#### [Your task]
Could you say how many lines below contain the word "Adoption"? Give the number with no other text.

(Source material begins)

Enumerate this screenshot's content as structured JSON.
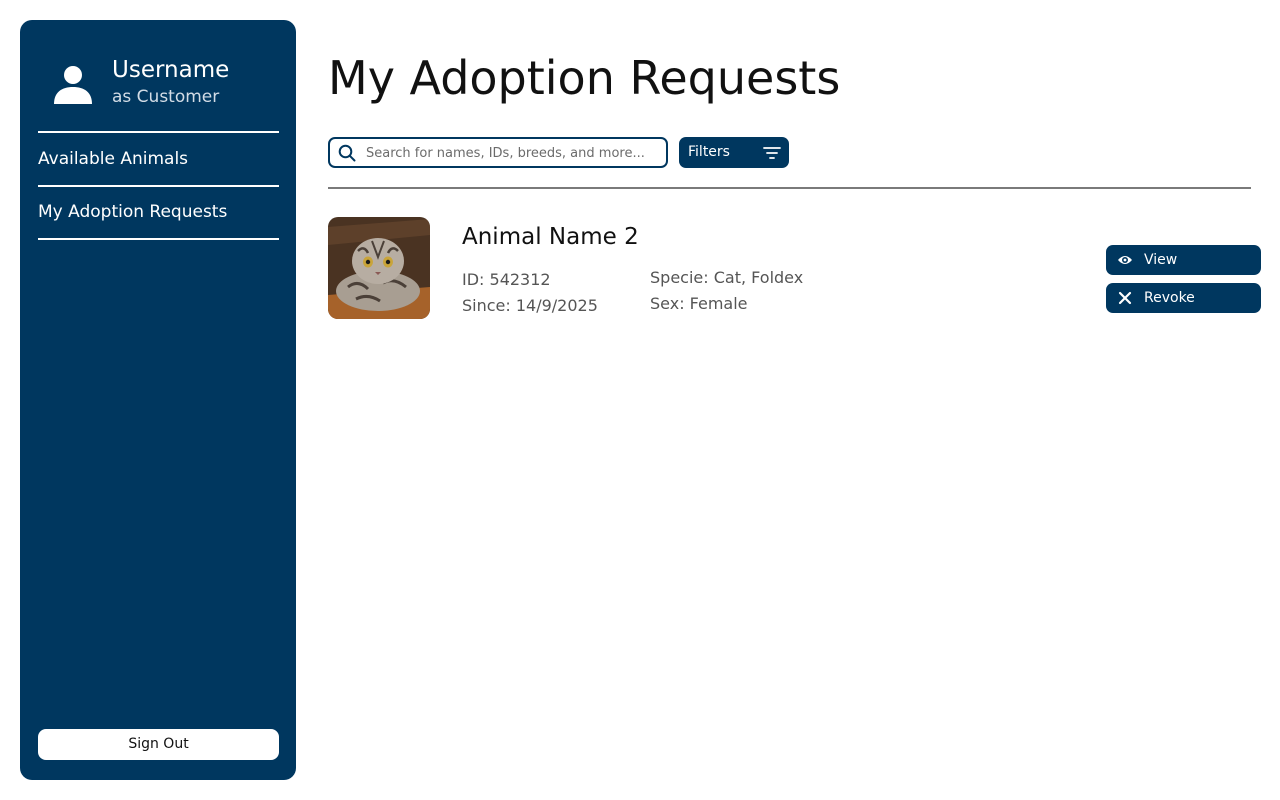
{
  "sidebar": {
    "username": "Username",
    "role": "as Customer",
    "items": [
      {
        "label": "Available Animals"
      },
      {
        "label": "My Adoption Requests"
      }
    ],
    "signout_label": "Sign Out"
  },
  "main": {
    "title": "My Adoption Requests",
    "search": {
      "placeholder": "Search for names, IDs, breeds, and more..."
    },
    "filters_label": "Filters",
    "requests": [
      {
        "name": "Animal Name 2",
        "id": "ID: 542312",
        "since": "Since: 14/9/2025",
        "specie": "Specie: Cat, Foldex",
        "sex": "Sex: Female",
        "actions": {
          "view_label": "View",
          "revoke_label": "Revoke"
        }
      }
    ]
  },
  "icons": {
    "avatar": "user-icon",
    "search": "search-icon",
    "filter": "filter-icon",
    "view": "eye-icon",
    "revoke": "close-icon"
  },
  "colors": {
    "primary": "#00375f",
    "background": "#ffffff",
    "text": "#111111",
    "muted_text": "#555555"
  }
}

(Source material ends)

#### [Your response]
2